For the string "Expense", search the entries below and copy every line where it appears.

[Saved data entries]
____________________
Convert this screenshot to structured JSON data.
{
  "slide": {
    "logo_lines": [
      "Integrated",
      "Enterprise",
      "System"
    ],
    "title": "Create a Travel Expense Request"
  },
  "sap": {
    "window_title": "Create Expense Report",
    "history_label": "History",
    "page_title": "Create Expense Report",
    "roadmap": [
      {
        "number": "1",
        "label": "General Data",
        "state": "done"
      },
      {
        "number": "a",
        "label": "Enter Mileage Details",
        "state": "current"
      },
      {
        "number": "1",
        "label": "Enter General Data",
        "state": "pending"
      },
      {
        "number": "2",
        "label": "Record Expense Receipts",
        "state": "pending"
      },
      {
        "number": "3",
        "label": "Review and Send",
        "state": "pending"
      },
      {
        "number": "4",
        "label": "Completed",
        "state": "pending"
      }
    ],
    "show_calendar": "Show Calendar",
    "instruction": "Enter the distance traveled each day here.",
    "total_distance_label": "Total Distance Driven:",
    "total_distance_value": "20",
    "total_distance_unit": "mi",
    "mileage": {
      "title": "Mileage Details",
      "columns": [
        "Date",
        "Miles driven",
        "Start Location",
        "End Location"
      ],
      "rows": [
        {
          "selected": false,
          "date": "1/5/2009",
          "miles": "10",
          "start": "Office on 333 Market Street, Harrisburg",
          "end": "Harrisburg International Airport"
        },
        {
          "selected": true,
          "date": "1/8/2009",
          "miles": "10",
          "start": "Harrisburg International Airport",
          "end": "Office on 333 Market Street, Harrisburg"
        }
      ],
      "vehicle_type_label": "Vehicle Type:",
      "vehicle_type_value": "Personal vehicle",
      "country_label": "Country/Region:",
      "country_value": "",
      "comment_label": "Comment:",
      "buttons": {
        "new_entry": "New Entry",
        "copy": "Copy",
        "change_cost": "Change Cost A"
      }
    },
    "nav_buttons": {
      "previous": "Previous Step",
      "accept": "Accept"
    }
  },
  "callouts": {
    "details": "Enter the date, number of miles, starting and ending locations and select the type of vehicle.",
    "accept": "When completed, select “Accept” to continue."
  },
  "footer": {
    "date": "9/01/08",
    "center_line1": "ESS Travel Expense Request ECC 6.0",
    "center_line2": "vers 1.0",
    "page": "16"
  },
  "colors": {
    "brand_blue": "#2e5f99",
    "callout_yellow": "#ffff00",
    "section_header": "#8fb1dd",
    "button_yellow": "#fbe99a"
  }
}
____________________
- _FINISHED EXERCISE_:
    "title": "Create a Travel Expense Request"
    "window_title": "Create Expense Report",
    "page_title": "Create Expense Report",
        "label": "Record Expense Receipts",
    "center_line1": "ESS Travel Expense Request ECC 6.0",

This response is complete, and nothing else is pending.